How did bad come to mean good? Why is Shakespeare so hard to understand? Is there anything good about "like" and "you know?" Author and professor John McWhorter of Columbia University talks with EconTalk host Russ Roberts about the unplanned ways that English speakers create English, an example of emergent order. Topics discussed include how words get short (but not too short), the demand for vividness in language, and why Shakespeare is so hard to understand.
Tagged with “linguistics” (98)
John McWhorter on the Evolution of Language and Words on the Move | EconTalk | Library of Economics and Liberty
Inside the OED: can the world’s biggest dictionary survive the internet? — podcast | News | The Guardian
For centuries, lexicographers have attempted to capture the entire English language. Technology might soon turn this dream into reality â—but will it spell the end for dictionaries?
The really big questions.
Steven Pinker is a professor in the Department of Psychology at Harvard University. He conducts research on language and cognition and has authored ten books, including: The Language Instinct How the Mind Works The Blank Slate The Stuff of Thought The Better Angels of Our Nature and most recently, The Sense of Style: The Thinking Person’s Guide to Writing in the 21st Century.
The Stuff of Thought full video: https://www.youtube.com/watch?v=hBpetDxIEMU
Deciphering the mysterious encyclopedia known as the Codex Seraphinianus | Public Radio International
This week, The World in Words podcast tries to figure out how an illegible book with no clear meaning became something of a classic.

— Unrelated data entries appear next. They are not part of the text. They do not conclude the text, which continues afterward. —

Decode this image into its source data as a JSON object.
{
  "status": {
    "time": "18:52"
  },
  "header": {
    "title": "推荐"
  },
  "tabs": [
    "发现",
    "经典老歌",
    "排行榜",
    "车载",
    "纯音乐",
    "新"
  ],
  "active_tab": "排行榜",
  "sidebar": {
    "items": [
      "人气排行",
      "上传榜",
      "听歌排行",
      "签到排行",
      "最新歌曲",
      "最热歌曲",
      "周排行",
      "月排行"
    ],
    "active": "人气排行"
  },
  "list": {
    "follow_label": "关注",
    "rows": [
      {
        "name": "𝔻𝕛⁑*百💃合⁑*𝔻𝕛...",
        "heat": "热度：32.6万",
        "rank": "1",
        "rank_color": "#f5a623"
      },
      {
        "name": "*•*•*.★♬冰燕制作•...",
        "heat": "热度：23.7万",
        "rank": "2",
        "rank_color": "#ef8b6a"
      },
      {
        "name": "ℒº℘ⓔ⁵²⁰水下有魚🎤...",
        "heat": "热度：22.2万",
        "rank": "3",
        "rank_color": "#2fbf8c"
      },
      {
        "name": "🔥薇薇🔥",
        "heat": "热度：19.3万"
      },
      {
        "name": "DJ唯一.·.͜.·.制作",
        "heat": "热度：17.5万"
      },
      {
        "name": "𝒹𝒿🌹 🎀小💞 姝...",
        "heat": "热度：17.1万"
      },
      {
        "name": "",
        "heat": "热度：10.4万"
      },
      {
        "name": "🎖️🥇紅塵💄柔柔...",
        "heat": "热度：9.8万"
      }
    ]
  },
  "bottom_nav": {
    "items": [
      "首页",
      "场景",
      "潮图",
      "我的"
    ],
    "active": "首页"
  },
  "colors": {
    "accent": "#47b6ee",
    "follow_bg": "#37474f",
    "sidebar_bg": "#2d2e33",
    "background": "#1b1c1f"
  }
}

It works so hard, for so little recognition.
Part two of our oral fixation: How to talk to your doctor, marine regurgitations, and texting. The panel:
Frank Delaney, novelist, podcast host, and “the world’s most eloquent man.” May or may not have had untoward interactions with a horse.
John McWhorter, Columbia University linguist and host of the Lexicon Valley podcast. Working on his 20th book.
Mehmet Oz, better known as Dr. Oz, Columbia professor of surgery and TV host; knows how to treat his own bee stings.
A phrase with roots in Ancient Rome has confounded English speakers for centuries.
Mike Vuolo and Bob Garfield discuss the etymology and history of the phrase with a grain of salt with Wall Street Journal language columnist Ben Zimmer
Aliens have landed on Earth. Where do they come from, and what do they want? Finding the answer depends on the combined skills of linguist Louise Banks (Amy Adams) and physicist Ian Donnelly (Jeremy Renner). In a story that spans the personal to the planetary, how much does Arrival get right? Xenolinguist Sheri Wells-Jensen and Doug Vakoch of METI (Messaging Extraterrestrial Intelligence) International discuss.
The biggest idea in linguistics is back on the table.
Is there such a thing as the Universal Grammar? Do you have to have a human brain to learn language, or is learning a language just like learning anything else? And are one man’s insights into Amazonian languages sufficient to demolish this theoretical edifice?
Linguists Dan Everett and Lynne Murphy talk to Daniel, Ben, and Kylie on this episode of Talk the Talk.
Page 1 of 10Older